Dataset rows describing interfaces
=== Section Start ===
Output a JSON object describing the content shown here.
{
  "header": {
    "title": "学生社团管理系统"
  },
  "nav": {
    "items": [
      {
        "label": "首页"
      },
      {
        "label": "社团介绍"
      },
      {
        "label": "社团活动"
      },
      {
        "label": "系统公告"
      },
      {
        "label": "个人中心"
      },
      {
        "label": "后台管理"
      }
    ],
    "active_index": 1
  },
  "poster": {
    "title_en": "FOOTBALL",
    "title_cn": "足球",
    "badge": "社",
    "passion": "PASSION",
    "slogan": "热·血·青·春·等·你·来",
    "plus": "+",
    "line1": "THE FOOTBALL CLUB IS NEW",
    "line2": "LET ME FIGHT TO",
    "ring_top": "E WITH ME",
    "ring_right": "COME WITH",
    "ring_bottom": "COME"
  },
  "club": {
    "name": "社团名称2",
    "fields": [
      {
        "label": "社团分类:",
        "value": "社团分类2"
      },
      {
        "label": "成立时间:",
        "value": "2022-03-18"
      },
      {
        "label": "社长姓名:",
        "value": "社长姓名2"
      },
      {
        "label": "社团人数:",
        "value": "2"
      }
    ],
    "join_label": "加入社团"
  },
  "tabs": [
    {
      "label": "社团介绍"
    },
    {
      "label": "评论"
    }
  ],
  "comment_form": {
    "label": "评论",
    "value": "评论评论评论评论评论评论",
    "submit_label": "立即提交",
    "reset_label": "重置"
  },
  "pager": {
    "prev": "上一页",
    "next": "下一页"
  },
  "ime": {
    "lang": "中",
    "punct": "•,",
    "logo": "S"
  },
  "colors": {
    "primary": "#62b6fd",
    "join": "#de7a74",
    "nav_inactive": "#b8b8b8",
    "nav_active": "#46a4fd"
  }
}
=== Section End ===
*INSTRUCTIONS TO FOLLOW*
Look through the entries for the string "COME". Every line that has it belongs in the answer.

*OUTPUT BELOW*
    "ring_right": "COME WITH",
    "ring_bottom": "COME"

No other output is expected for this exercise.